- The second part of the book (chapters 6-11) is referred to as the Vision of Isaiah and describes an angel-assisted journey, prior to the events of the first part of the book, by Isaiah through the Seven Heavens. In its surviving form it is clearly written from a Christian perspective, concentrating on Jesus' death and his resurrection, and especially the ascension of Jesus. The birth of Jesus is curiously described as being preceded by Jesus descending through each of the heavens, disguising himself as an angel appropriate to each as he goes.
Elements of the Ascension of Isaiah are paralleled in other Jewish and Christian writings. The method of Isaiah's death (sawn in half by Manasseh) is agreed upon by both the Babylonian Talmud and Jerusalem Talmud, and is probably alluded to by the writer of the Epistle to the Hebrews (11:37). The demon Beliar appears in quite a number of apocryphal works, including the Book of Jubilees, the Book of Enoch, the Testaments of the Twelve Patriarchs, and the Sibylline Books. Finally, Isaiah's journey through the Seven Heavens parallels that of Enoch's in the Second Book of Enoch.
According to the theory of R. H. Charles, the text incorporates three distinct sections, each once a separate work that is a single compilation here. Of these, one, the first, appears to have been written by a Jewish author, and the other two by Christians.
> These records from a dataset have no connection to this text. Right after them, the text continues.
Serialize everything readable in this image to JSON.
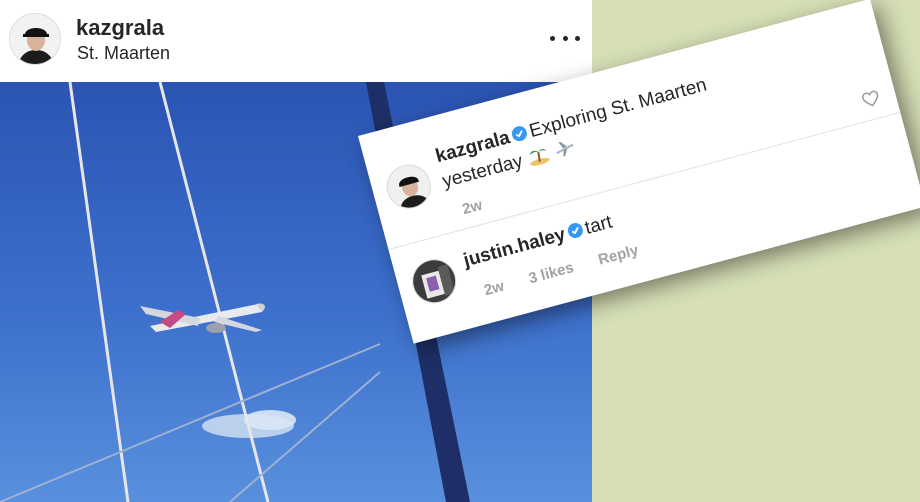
{
  "post": {
    "username": "kazgrala",
    "location": "St. Maarten",
    "more_icon": "more-horizontal-icon",
    "media_description_icon": "airplane-photo"
  },
  "comments": [
    {
      "username": "kazgrala",
      "verified": true,
      "text": "Exploring St. Maarten",
      "text_line2": "yesterday",
      "emojis": [
        "island-emoji",
        "airplane-emoji"
      ],
      "age": "2w",
      "like_icon": "heart-icon"
    },
    {
      "username": "justin.haley",
      "verified": true,
      "text": "tart",
      "age": "2w",
      "likes": "3 likes",
      "reply_label": "Reply"
    }
  ],
  "colors": {
    "background": "#d6dfb6",
    "verified": "#3897f0",
    "meta_text": "#a2a2a2",
    "sky": "#3d70cc"
  }
}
According to this author, The Martyrdom consists of: i. 1-2a, 6b-13a; ii. 1-iii. 12; v. 1b-14. (2) Ch. iii. 13b-iv. 18 are to be counted as a separate work, added by the first editor of the entire work, probably before the "Greek Legend" and the Latin translation were written. (3) The Vision comprises ch. vi. 1-xi. 40, ch. xi. 2-22 being thus an integral part of this section. (4) Editorial additions are: ch. i. 2b-6a, 13b; ii. 9; iii. 13a; iv. 1a, 19-22; v. 1a, 15-16; xi. 41-43.
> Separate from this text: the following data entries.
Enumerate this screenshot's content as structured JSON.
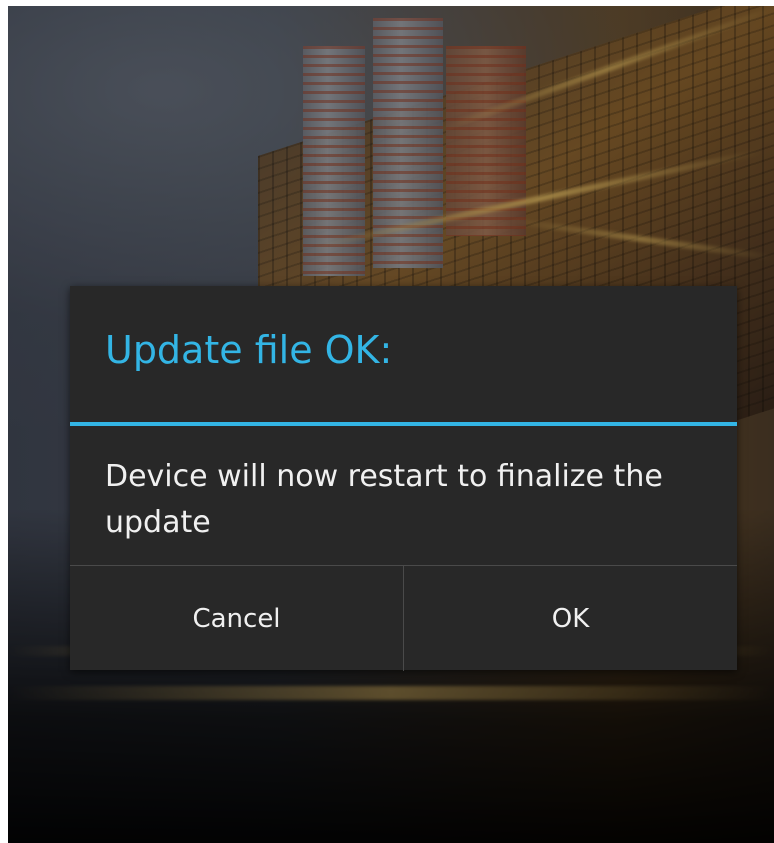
{
  "dialog": {
    "title": "Update file OK:",
    "message": "Device will now restart to finalize the update",
    "buttons": {
      "cancel": "Cancel",
      "ok": "OK"
    }
  },
  "colors": {
    "accent": "#33b5e5",
    "dialog_background": "#282828",
    "text": "#f0f0f0"
  }
}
E. Norelli suggests on the contrary that the whole text, even if written in different times, is the expression of a docetic Christian prophetic group related with the group attacked by Ignatius of Antioch in his letters to the Smyrnaeans and to the Trallians. According with this scholar chapters 6-11 (the Vision) are older than chapters 1-5 (which represent a later pessimistic introduction to the original Vision), the date of composition is the end of the 1st century AD, and the narrative of Mary's pregnancy (AI 11:2-5) is independent from the Gospel of Matthew.
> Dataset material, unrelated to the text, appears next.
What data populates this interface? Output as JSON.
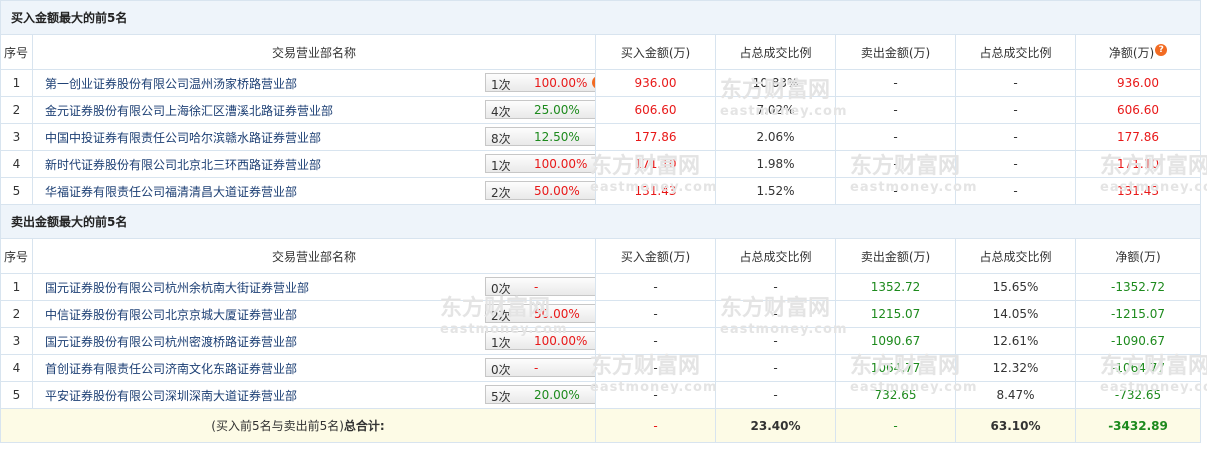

The text exists as a whole in three Ethiopic manuscripts of around the 15th-18th centuries, but fragments have also survived in Greek, Coptic, Latin, and Old Slavonic. All three component texts appear to have been in Greek, and it is possible that the "Martyrdom of Isaiah" derives from a Hebrew or Aramaic original. Comparison of the various translations suggests that two different recensions of the Greek original must have existed; one on which the Ethiopic and one of the Latin versions was based, and the other on which the Slavonic and the other Latin version was based. Fragments of both Greek versions have survived. The work's current title is derived from the title used in the Ethiopic manuscripts ('Ergata Īsāyèyās – "The Ascension of Isaiah"). In antiquity, Epiphanius also referred to it by this title (in Greek: Τὸ Αναβατικὸν Ἡσαΐου), as did Jerome (in Latin: Ascensio Isaiæ).
- Jonathan Knight (1995), The Ascension of Isaiah
- Enrico Norelli (1995), Ascensio Isaiae: Commentarius (Corpus Christianorum. Series Apocryphorum)
- Enrico Norelli (1994), L'Ascensione di Isaia. Studi su un apocrifo al crocevia dei cristianesimi.
- Harris, Stephen L., Understanding the Bible. Palo Alto: Mayfield. 1985.
- Knight, p. 26.
- Norelli 1994, pag. 271
- Norelli 1994, pag. 140
- Online translation of the Ascension of Isaiah
- Information on Martyrdom and Ascension of Isaiah
- Online translation of the Ascension of Isaiah ch. 6-11
- The Ethiopic version of the Ascension of Isaiah (with Greek and Latin fragments), edited by Robert Henry Charles in 1900
- Martyrdom of Isaiah: 2012 Translation & Audio Version